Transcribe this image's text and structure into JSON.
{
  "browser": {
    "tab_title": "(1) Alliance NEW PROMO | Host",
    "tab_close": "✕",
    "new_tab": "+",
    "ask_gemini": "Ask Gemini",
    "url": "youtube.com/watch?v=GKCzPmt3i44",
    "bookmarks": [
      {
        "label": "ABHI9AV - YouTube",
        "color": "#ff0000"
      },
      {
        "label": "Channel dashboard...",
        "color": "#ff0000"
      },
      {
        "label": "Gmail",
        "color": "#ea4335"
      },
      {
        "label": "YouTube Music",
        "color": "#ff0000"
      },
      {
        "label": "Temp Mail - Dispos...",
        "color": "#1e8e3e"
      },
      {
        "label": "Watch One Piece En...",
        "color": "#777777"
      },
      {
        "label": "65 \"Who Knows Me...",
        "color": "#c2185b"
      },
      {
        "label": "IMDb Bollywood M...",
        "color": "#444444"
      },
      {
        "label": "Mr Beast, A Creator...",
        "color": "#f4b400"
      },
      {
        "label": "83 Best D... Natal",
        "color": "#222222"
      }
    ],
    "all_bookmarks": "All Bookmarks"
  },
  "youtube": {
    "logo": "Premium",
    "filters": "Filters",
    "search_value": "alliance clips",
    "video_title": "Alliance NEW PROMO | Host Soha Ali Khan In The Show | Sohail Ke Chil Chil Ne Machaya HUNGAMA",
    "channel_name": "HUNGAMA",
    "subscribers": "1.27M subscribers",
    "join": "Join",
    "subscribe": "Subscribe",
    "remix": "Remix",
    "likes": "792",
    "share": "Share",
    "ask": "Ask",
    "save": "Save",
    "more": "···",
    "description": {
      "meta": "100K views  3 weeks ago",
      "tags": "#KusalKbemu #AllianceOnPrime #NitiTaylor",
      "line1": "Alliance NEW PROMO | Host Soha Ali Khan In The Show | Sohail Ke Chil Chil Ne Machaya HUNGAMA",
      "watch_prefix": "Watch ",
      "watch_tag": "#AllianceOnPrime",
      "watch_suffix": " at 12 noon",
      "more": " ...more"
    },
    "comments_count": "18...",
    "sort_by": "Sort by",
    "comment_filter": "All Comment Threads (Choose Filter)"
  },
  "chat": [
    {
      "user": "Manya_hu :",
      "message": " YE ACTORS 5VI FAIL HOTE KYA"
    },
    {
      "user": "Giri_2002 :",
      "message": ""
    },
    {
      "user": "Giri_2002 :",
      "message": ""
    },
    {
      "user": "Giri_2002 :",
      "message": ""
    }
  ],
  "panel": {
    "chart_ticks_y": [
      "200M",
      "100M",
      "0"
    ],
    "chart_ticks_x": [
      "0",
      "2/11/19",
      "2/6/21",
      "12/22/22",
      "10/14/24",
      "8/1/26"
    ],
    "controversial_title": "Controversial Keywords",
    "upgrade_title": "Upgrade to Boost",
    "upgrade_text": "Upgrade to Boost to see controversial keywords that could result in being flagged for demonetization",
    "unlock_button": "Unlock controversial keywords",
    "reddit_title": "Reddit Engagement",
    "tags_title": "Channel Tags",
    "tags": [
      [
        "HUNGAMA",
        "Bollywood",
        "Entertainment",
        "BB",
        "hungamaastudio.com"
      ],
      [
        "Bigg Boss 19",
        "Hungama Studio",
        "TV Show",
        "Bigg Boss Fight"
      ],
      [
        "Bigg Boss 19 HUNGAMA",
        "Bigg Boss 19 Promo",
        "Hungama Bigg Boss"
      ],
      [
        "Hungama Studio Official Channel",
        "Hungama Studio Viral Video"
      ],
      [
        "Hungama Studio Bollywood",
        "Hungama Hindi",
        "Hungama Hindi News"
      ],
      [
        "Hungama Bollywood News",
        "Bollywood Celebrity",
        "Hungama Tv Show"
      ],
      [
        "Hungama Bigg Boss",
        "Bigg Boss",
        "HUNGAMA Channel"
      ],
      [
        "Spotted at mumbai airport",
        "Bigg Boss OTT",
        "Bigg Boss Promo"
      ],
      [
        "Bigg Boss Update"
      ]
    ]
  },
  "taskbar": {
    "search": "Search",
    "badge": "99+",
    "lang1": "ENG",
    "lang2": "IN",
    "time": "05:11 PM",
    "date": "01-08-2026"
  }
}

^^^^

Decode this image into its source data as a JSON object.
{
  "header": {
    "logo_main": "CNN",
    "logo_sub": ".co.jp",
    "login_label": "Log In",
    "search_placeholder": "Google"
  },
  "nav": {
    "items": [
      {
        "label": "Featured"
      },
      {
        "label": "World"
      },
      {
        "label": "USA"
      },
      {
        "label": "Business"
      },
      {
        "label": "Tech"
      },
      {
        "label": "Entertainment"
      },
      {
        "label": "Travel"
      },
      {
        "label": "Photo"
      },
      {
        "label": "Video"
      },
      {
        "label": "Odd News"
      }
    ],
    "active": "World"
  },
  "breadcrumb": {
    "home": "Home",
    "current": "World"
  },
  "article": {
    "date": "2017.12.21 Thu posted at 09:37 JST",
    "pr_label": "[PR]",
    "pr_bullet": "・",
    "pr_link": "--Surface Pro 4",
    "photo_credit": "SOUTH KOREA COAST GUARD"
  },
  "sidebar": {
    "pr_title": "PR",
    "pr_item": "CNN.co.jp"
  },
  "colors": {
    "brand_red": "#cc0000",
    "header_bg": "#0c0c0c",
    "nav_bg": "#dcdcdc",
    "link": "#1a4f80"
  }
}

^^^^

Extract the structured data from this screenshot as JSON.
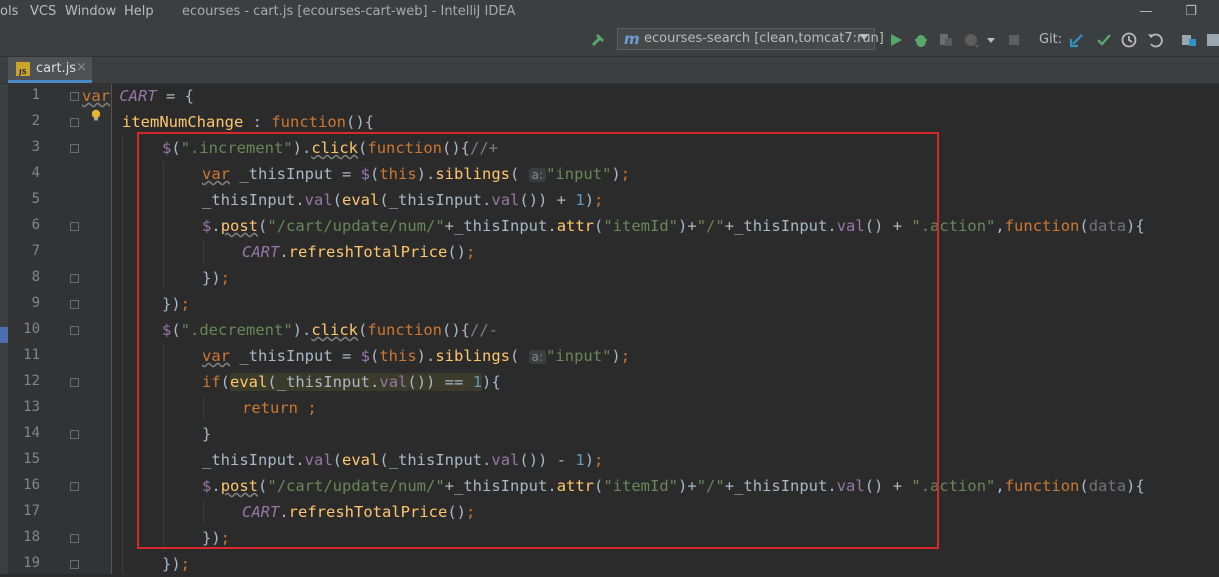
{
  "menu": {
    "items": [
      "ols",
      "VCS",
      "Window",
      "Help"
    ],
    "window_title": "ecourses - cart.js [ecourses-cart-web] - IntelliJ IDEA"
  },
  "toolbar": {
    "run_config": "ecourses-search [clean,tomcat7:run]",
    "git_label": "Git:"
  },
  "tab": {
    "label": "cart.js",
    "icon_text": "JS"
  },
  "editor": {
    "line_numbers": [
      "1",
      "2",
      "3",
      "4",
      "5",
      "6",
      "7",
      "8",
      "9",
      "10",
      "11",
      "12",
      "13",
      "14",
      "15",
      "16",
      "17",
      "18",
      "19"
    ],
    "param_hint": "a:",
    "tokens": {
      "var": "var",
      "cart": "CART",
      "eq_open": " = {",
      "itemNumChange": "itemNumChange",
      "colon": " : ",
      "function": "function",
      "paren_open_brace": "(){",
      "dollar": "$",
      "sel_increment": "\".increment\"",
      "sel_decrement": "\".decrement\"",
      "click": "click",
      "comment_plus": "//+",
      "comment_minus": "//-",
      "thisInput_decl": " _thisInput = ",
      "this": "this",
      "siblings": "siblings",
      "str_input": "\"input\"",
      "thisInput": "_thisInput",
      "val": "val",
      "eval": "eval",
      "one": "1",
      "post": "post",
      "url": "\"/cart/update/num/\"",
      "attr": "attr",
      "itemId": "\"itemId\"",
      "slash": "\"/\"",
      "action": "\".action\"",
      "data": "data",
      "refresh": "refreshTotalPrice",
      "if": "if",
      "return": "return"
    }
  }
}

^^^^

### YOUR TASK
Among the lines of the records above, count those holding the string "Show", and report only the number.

### EXERCISE SOLUTION
4